### SUPPLIED RECORDS

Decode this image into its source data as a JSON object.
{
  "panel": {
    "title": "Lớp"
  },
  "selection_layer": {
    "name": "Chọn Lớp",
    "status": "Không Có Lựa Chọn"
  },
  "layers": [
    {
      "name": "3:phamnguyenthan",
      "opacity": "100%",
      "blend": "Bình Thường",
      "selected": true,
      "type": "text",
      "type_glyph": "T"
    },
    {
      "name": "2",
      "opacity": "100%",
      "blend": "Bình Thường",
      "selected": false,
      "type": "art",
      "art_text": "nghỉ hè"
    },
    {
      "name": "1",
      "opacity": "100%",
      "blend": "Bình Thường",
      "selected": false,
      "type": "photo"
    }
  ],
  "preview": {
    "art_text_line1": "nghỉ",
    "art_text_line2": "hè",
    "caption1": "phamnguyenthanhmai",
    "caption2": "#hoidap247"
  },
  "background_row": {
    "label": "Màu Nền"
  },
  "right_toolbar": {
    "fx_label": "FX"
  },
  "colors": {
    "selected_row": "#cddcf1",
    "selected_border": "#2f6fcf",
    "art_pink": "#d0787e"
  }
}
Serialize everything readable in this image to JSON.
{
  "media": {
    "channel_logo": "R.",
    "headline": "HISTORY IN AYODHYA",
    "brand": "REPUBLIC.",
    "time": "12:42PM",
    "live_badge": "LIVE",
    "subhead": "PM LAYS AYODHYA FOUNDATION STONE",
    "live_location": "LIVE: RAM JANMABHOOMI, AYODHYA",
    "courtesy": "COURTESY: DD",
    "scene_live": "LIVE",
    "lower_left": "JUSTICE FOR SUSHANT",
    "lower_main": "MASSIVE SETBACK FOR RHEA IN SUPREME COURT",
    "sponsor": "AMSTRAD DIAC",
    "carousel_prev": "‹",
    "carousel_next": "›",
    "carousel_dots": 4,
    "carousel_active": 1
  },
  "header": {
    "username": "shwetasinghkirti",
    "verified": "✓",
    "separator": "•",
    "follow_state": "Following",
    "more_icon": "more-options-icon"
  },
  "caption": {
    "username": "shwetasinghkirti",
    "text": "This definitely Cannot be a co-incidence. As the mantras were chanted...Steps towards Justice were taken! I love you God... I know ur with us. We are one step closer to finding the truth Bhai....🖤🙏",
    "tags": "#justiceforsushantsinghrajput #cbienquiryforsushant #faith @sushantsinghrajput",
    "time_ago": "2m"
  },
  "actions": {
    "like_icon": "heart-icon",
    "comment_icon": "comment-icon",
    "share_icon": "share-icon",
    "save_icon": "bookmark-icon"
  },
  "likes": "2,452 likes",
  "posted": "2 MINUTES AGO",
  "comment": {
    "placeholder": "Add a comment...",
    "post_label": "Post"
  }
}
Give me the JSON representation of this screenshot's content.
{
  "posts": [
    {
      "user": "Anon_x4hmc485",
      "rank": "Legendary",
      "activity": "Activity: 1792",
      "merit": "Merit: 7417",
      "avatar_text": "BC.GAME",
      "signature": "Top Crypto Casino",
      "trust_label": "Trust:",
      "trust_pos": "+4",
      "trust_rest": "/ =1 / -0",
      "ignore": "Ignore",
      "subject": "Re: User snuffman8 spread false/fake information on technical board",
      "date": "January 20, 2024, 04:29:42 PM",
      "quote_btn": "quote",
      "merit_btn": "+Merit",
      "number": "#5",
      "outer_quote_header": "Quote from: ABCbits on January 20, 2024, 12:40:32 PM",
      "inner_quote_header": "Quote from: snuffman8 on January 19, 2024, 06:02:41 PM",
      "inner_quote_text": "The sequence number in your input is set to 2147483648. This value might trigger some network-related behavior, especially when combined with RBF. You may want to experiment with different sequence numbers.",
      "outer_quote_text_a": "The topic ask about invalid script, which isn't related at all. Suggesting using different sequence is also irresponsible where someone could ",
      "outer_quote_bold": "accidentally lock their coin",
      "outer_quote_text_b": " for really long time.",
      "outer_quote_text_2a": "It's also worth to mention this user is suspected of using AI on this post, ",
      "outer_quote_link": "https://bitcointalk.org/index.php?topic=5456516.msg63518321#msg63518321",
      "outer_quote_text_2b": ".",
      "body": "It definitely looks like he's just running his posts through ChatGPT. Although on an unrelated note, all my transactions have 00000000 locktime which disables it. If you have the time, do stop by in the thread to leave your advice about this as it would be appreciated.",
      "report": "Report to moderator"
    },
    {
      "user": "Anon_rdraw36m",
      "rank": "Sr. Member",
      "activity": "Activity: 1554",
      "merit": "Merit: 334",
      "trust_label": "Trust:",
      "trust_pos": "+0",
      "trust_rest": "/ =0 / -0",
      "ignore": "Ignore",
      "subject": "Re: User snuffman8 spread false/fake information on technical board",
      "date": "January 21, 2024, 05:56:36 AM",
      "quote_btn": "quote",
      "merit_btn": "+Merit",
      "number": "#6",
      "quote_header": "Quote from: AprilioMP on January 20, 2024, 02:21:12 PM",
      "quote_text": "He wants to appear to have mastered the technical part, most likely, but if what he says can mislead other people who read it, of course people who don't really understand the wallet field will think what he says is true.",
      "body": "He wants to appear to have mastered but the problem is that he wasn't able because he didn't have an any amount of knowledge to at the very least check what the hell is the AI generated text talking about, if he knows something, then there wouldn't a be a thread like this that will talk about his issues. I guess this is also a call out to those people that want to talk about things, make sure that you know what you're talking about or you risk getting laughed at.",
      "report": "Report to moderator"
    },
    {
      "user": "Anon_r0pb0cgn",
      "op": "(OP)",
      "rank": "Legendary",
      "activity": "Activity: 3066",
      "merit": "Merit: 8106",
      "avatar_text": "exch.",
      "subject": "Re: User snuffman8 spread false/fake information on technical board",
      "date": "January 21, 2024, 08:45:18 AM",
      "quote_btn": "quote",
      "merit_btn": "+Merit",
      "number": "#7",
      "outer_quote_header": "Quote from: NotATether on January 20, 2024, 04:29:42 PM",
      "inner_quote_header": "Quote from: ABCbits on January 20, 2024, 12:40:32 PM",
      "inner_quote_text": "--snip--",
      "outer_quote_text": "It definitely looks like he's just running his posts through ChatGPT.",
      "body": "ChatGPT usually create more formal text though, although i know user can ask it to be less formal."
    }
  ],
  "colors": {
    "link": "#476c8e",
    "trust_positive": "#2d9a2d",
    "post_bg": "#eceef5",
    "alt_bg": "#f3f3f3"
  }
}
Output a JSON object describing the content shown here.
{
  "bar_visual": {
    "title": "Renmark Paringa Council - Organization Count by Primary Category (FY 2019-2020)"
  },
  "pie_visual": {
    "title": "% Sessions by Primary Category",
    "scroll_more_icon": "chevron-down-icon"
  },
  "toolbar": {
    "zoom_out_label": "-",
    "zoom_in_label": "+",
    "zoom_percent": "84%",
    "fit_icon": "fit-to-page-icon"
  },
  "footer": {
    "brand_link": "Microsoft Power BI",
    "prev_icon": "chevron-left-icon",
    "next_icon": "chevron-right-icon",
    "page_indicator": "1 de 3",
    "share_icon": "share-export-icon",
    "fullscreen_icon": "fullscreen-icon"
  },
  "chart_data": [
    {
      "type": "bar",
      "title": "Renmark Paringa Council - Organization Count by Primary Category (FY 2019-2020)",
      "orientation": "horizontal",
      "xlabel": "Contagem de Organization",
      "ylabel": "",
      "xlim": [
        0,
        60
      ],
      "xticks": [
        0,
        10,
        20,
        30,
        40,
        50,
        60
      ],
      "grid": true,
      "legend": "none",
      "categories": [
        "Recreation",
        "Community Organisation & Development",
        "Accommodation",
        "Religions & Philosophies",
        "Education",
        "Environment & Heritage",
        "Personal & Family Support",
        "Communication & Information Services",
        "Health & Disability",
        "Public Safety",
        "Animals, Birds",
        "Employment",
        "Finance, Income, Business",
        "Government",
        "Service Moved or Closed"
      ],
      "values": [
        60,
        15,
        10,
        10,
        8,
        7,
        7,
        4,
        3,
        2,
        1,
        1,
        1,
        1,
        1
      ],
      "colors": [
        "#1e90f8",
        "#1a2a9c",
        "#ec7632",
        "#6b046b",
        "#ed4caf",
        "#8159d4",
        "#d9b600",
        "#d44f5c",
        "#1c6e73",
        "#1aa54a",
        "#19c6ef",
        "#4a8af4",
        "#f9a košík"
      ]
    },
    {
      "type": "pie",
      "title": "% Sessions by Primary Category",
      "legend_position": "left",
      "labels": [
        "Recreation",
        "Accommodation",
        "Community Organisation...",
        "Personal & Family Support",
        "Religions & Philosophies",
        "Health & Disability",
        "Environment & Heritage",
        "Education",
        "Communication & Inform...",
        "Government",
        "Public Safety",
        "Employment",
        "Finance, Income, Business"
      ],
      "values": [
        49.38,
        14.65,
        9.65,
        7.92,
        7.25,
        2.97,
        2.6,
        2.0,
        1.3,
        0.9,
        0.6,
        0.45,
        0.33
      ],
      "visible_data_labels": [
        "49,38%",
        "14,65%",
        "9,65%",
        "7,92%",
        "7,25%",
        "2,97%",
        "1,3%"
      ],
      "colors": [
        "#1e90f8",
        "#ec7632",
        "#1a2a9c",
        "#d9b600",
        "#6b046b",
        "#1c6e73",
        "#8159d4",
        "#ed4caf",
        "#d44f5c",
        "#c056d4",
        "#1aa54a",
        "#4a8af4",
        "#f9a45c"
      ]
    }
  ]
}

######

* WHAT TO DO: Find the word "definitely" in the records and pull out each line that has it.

* RESPONSE TO THIS EXERCISE:
    "text": "This definitely Cannot be a co-incidence. As the mantras were chanted...Steps towards Justice were taken! I love you God... I know ur with us. We are one step closer to finding the truth Bhai....🖤🙏",
      "body": "It definitely looks like he's just running his posts through ChatGPT. Although on an unrelated note, all my transactions have 00000000 locktime which disables it. If you have the time, do stop by in the thread to leave your advice about this as it would be appreciated.",
      "outer_quote_text": "It definitely looks like he's just running his posts through ChatGPT.",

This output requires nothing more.